The COVID-19 pandemic began on 18 March 2020 and has caused widespread injury and death across Australia.

“This declaration will allow funds that are established for the relief of people affected by the COVID-19 pandemic to receive tax-deductible donations, and greater assist their communities,” Assistant Minister Seselja said.

Donations to Australian disaster relief funds, established to provide relief from the COVID-19 pandemic, will be tax deductible when made within two years of the day specified in this declaration as the first day of the event.

Disaster relief funds will need to apply for formal endorsement as a DGR fund with the Australian Taxation Office (ATO). This requires charity registration with the Australian Charities and Not-for-profits Commission (ACNC). The ACNC and ATO are available to assist funds in this process. Organisations seeking to establish a DGR are encouraged to phone the ATO’s Not-for-Profit advice line on 1300 130 248 between 8:00am and 6:00pm AEST, Monday to Friday, or emailing outside of these times.


Media Contact(s)

Cassandra Choake: 0427 839 164 OR (02) 6247 6444


Notes for background

Ancillary funds are trusts that act as an intermediary between donors and Deductible Gift Recipients (DGRs). Donations and transfers to these funds are tax deductible, subject to the funds distributing a minimum amount each year to DGRs (4 per cent of the value of net assets for public ancillary funds and 5 per cent for private ancillary funds).

The Government considers it important ancillary funds maintain or increase distributions given the increased demand on the services of many DGR endorsed organisations arising from the COVID-19 pandemic.
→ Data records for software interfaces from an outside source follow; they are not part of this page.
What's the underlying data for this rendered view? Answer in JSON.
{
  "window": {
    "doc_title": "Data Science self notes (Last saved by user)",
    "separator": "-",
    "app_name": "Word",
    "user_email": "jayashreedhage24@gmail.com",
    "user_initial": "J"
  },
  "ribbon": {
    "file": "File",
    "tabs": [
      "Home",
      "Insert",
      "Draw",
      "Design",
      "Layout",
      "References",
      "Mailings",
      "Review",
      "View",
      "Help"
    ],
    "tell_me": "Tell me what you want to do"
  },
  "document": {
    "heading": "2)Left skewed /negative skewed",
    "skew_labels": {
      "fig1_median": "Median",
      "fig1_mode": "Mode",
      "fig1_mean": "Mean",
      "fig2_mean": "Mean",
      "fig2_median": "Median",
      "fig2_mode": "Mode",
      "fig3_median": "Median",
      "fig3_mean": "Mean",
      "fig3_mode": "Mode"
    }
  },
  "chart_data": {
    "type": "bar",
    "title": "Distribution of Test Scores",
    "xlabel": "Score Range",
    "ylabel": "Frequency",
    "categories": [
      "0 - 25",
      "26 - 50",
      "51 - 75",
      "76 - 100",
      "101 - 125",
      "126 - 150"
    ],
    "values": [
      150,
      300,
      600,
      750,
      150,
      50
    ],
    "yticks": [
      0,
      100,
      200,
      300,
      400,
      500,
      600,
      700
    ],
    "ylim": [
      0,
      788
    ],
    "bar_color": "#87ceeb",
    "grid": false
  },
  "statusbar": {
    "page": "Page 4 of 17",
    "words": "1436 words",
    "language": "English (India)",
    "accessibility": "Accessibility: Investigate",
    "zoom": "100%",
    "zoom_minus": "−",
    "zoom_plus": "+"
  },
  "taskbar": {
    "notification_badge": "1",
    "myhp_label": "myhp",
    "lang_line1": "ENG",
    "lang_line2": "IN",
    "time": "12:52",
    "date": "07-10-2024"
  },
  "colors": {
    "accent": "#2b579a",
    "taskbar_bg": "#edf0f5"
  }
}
Assistant Minister Seselja expects the Tax Commissioner would use his discretion to reduce the minimum distribution for a fund sparingly, and only where absolutely necessary to ensure the ongoing viability and compliance of the fund.